AFA Wants Standard for Managing Use Of Personal Wireless Devices
July 12, 2004
Clear, Consistent Rule to Verify Disabled Transmitters is Lacking
WASHINGTON — Concerned with the growing use of portable electronic devices (PEDs) containing transmitters whose interference with aircraft systems may pose safety risks, the Association of Flight Attendants-CWA, AFL-CIO, has joined forces with industry groups to develop and recommend standard practices to manage their use onboard aircraft in flight.
PEDs with wireless capabilities perform a host of useful tasks. In addition to transmitting and receiving, they play games and music, manage contacts and schedules and balance checkbooks. Yet “with the current lack of standards, flight attendants must rely on the verbal assurances of passengers, who in turn may be unfamiliar with the specifications of these complex devices,” said AFA President Pat Friend.
Several American carriers recently loosened their restrictions on the in-flight use of multifunction wireless devices. At these carriers, cabin crews are now asked to verify that transmitters are turned off or otherwise disabled. However, this is a nearly impossible task, as today there is no standard that ensures through a consistent and recognizable symbol that a transmitter has been disabled. It is also not possible today for device owners to be certain that the transmitter on their device is disabled, short of turning the power off or removing its batteries.

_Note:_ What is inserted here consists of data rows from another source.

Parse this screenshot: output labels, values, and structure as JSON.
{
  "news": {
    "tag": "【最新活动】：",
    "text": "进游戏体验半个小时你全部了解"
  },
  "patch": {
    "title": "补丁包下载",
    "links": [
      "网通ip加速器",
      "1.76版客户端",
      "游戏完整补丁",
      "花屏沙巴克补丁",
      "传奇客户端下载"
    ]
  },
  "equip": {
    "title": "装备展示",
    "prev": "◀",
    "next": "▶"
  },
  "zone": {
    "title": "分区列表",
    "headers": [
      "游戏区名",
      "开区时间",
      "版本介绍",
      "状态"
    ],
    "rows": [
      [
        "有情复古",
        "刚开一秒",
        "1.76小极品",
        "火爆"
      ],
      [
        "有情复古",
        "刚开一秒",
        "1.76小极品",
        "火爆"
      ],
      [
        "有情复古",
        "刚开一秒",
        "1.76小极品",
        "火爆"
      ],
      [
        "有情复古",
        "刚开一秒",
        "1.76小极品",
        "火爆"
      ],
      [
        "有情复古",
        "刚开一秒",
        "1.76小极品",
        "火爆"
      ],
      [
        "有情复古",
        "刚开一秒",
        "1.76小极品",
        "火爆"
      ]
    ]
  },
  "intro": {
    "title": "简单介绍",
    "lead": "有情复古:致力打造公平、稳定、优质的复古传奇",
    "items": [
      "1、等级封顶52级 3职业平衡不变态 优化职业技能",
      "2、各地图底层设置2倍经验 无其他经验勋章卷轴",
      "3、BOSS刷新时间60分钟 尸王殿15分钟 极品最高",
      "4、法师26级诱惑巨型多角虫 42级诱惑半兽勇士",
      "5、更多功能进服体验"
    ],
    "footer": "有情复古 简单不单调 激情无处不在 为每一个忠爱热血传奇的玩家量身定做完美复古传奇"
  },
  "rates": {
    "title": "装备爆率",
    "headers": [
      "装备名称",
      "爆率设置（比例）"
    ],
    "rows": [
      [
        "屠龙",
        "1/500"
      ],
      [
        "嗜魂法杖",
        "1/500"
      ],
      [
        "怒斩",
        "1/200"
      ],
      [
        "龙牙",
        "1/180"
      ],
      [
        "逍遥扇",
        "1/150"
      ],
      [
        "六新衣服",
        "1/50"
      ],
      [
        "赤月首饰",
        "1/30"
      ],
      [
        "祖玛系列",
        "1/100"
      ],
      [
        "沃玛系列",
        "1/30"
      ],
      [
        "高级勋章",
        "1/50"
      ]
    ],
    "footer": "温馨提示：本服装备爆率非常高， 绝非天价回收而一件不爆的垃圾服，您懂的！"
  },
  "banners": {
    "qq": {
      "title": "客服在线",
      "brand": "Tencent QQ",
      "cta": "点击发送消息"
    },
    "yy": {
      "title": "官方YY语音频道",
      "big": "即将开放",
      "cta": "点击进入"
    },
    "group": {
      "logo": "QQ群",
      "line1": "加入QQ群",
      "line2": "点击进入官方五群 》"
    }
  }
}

“Airlines are jumping the gun on this issue,” Friend said. “I would encourage all carriers to wait until a realistic standard is recommended by airline and technology industry stakeholders, and adopted by device manufacturers. We support efforts by such groups as the Consumer Electronics Association to create an industry-recommended practice that will serve to indicate clearly whether the in-flight use of a given portable electronic device is permitted.”
More than 46,000 flight attendants join together to form AFA, the world’s largest flight attendant union. AFA is part of the 700,000 member strong Communications Workers of America, AFL-CIO. Visit us at www.afanet.org.